By Matthias Feist, Head of Careers and Business Relations
Cats, celebrities and embarrassing selfies – that’s what springs to mind when most people think of Twitter. Yet Twitter is a fantastic job search tool – it enables you to find conversations, the people involved in them, and job opportunities in real time. What’s not to like?
Want to give it a try? Do these three things:
Build your own job board
Use the list function in Twitter to build job feeds of employers you are interested in as well as all job boards relevant to your career aims. Create a list and call it ‘Job Board’. You will from now on be instantly informed about all opportunities from your favourite employers.
Make sure you can jump into action when that opportunity arrives so you can apply instantly. With larger companies this may take a day or two (to research, write a cover letter or fill in an online application form – see your CBR Careers Advisor for guidance). With smaller employers it may mean sending them a link to your LinkedIn profile right away, requesting a meeting.
Build your knowledge base
After building your job board, improve your employer and sector knowledge by building another list containing everyone who writes, blogs and tweets about your career area. Call it ‘Influencers’. Don’t only follow the big publishers, but use relevant hashtags to find the industry insiders, journalists and academics. Follow them and read what they write daily. This will become your knowledge base of what’s happening in your chosen industry.
Build your profile
Once you follow all these people and organisations, start retweeting. You don’t have to say much yourself, but a comment like ‘Look at this interesting article…’ is useful. Share this daily and compliment people for their good content. Check out who follows the people you follow and follow them too. This will get you noticed and your number of followers will rise (just always add them to your list right away). So will your Google ranking – which is the first place where a potential employer will look.
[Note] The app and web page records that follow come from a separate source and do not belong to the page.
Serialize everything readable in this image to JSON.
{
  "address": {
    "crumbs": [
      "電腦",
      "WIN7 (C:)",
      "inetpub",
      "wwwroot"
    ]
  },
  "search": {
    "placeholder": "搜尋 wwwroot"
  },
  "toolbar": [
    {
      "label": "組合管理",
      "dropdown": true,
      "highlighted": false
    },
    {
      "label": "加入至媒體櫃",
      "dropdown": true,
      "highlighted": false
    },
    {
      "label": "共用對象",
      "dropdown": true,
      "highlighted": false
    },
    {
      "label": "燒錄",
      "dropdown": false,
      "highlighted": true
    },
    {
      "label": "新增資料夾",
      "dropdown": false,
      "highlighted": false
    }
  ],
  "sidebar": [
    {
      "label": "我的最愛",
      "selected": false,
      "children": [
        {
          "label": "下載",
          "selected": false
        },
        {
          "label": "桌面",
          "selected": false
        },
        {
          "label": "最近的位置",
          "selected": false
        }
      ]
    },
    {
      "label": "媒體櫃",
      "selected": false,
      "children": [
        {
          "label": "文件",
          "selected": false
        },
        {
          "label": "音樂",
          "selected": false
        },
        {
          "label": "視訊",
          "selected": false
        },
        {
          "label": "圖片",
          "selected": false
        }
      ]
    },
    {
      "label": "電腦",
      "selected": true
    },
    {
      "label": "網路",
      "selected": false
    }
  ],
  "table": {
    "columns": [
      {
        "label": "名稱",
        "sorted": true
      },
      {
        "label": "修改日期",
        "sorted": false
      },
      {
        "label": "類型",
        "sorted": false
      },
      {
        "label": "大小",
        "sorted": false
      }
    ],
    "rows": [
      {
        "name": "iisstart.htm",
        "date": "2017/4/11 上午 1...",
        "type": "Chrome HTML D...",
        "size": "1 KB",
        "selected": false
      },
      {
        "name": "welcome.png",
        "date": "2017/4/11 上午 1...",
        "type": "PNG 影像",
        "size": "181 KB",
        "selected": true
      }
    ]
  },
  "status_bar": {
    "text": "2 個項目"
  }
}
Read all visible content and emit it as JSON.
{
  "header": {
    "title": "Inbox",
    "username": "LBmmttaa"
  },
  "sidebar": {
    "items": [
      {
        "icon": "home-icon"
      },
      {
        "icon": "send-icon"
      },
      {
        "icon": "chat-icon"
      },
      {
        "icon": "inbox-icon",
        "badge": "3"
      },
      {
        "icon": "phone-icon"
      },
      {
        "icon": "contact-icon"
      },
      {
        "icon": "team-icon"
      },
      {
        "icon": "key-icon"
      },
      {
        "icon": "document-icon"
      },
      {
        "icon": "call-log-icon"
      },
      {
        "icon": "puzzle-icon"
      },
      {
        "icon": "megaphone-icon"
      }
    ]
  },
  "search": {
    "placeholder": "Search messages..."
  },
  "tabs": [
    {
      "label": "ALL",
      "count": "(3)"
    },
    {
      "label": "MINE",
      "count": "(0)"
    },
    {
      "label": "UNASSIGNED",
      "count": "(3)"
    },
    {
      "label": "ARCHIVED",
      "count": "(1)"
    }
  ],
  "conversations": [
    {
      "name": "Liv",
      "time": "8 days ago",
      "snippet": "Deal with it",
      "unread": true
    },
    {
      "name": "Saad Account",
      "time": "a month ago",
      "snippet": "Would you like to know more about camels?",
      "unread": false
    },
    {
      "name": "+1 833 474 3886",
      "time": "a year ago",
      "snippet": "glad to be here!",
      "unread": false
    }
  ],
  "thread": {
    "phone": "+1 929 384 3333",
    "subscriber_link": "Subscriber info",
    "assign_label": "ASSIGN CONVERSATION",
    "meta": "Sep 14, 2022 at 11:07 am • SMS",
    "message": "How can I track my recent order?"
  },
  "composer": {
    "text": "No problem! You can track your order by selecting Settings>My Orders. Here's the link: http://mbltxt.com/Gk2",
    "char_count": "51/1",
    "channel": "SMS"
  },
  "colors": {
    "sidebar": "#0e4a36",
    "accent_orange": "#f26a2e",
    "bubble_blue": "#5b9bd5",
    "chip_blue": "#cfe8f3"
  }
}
Put your professional Twitter name on to your CV and give an employer a chance to see what stories you are following. This adds credibility to your claim that you really care about marketing/finance/psychotherapy/theatre etc.
Last words: this only works if you use Twitter daily and you react swiftly. Don’t play Angry Birds on the bus, but instead progress your job hunt using Twitter on your smartphone.